Data entries
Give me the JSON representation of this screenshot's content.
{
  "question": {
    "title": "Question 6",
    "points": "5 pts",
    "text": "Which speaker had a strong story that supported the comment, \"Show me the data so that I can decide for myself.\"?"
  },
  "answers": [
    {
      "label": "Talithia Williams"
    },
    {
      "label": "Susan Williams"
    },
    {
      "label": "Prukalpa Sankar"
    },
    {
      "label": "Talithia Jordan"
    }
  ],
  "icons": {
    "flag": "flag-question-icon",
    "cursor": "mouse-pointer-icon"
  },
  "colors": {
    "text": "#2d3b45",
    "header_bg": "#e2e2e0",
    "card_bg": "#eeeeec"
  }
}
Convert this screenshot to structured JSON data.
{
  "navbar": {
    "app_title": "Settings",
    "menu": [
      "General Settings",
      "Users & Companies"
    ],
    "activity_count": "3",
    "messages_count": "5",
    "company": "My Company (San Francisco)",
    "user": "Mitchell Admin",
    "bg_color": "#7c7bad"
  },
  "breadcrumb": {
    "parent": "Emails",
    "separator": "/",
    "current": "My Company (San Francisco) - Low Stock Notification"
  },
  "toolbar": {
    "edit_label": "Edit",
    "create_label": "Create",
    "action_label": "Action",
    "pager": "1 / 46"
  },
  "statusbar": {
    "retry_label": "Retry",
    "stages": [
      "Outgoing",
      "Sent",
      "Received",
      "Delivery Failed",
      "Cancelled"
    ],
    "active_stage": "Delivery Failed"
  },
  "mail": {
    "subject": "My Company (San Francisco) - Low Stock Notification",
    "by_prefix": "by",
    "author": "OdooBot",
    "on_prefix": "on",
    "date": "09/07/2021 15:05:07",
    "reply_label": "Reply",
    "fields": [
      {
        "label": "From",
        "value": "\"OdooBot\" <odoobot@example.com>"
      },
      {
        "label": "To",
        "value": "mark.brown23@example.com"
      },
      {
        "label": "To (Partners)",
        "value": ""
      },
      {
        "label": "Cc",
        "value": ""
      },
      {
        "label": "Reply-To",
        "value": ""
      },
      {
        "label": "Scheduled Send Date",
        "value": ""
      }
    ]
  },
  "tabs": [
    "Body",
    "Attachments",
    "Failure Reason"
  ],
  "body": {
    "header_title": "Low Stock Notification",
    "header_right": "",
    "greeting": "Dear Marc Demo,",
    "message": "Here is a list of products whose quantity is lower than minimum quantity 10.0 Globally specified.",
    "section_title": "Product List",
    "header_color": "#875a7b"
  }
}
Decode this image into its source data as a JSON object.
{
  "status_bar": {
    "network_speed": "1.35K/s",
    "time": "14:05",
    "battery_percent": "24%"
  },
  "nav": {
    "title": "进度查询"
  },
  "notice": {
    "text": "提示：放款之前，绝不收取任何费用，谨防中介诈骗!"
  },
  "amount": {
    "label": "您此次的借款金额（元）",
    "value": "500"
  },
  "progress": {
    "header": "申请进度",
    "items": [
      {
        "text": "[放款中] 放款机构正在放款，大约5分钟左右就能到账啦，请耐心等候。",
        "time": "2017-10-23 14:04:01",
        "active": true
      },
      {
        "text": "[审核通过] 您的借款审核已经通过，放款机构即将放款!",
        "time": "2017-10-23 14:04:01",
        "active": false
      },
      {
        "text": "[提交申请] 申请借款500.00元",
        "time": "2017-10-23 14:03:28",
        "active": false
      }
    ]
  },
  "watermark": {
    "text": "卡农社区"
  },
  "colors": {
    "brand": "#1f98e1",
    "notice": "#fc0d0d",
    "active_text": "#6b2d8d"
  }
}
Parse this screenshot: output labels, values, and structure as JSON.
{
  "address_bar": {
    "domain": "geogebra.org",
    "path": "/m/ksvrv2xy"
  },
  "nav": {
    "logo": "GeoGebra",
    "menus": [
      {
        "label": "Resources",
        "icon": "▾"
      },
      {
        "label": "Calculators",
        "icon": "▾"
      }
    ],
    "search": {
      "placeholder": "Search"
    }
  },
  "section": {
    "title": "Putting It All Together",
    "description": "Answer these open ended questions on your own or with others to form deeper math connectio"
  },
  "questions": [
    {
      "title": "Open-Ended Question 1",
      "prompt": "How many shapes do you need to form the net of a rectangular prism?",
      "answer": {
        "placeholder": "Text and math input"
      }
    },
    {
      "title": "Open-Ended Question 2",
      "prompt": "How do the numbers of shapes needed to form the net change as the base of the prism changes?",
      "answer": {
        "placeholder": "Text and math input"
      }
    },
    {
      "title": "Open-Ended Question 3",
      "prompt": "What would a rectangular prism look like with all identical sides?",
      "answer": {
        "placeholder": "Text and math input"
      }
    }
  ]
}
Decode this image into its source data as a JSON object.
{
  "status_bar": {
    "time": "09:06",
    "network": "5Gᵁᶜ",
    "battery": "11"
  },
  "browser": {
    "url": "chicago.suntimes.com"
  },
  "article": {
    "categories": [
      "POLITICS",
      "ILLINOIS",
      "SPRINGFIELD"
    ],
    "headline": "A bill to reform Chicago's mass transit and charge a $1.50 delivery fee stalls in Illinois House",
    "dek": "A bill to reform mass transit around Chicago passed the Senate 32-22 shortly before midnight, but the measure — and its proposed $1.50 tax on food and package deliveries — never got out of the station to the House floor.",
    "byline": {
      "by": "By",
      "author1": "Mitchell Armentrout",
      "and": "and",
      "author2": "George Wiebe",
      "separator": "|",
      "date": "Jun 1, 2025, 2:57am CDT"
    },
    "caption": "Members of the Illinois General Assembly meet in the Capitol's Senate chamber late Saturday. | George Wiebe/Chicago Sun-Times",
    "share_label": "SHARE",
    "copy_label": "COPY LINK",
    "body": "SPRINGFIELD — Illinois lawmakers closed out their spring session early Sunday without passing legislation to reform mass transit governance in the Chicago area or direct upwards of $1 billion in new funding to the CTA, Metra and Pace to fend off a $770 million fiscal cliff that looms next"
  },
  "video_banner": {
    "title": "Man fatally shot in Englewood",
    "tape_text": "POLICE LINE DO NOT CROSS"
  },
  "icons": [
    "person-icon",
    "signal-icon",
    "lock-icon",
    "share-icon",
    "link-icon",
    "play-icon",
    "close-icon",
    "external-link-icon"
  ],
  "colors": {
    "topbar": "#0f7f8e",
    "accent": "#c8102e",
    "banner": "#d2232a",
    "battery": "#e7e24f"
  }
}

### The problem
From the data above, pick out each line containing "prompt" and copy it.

### Answer to the problem
      "prompt": "How many shapes do you need to form the net of a rectangular prism?",
      "prompt": "How do the numbers of shapes needed to form the net change as the base of the prism changes?",
      "prompt": "What would a rectangular prism look like with all identical sides?",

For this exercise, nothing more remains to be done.